Work required: Only the lines from the one containing "Decode this image" through the end of the data below should be copied, each exactly as written and with both ends kept.

Data shown:
□ □ □ □ □ □ □
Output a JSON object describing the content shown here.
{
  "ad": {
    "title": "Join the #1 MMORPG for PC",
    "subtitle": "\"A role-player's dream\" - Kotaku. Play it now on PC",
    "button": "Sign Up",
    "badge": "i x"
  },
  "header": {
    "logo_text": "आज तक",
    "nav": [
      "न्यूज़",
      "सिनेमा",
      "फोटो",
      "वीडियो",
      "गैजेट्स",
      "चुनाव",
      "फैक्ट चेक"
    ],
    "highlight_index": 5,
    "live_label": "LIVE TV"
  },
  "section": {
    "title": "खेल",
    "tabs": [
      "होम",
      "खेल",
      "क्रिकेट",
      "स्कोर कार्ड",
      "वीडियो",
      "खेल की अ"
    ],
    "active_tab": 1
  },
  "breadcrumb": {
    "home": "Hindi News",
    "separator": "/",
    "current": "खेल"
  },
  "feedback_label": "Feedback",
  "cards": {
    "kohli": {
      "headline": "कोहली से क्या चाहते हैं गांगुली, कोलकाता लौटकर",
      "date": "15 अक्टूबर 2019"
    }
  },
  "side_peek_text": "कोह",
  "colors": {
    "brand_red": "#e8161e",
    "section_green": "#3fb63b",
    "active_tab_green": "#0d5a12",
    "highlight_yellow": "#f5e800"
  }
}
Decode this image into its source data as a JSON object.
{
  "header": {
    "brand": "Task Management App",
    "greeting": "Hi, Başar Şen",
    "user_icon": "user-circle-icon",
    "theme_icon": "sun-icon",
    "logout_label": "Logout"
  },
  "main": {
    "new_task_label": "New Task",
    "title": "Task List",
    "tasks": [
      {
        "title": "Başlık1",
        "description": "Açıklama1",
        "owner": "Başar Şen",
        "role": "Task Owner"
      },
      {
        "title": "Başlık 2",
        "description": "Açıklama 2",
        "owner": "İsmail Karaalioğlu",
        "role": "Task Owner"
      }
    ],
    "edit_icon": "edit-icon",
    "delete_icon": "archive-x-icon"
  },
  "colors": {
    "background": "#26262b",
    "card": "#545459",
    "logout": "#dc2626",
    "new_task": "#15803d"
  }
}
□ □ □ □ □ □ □
Expected answer:
Decode this image into its source data as a JSON object.
{
  "header": {
    "brand": "Task Management App",
    "greeting": "Hi, Başar Şen",
    "user_icon": "user-circle-icon",
    "theme_icon": "sun-icon",
    "logout_label": "Logout"
  },
  "main": {
    "new_task_label": "New Task",
    "title": "Task List",
    "tasks": [
      {
        "title": "Başlık1",
        "description": "Açıklama1",
        "owner": "Başar Şen",
        "role": "Task Owner"
      },
      {
        "title": "Başlık 2",
        "description": "Açıklama 2",
        "owner": "İsmail Karaalioğlu",
        "role": "Task Owner"
      }
    ],
    "edit_icon": "edit-icon",
    "delete_icon": "archive-x-icon"
  },
  "colors": {
    "background": "#26262b",
    "card": "#545459",
    "logout": "#dc2626",
    "new_task": "#15803d"
  }
}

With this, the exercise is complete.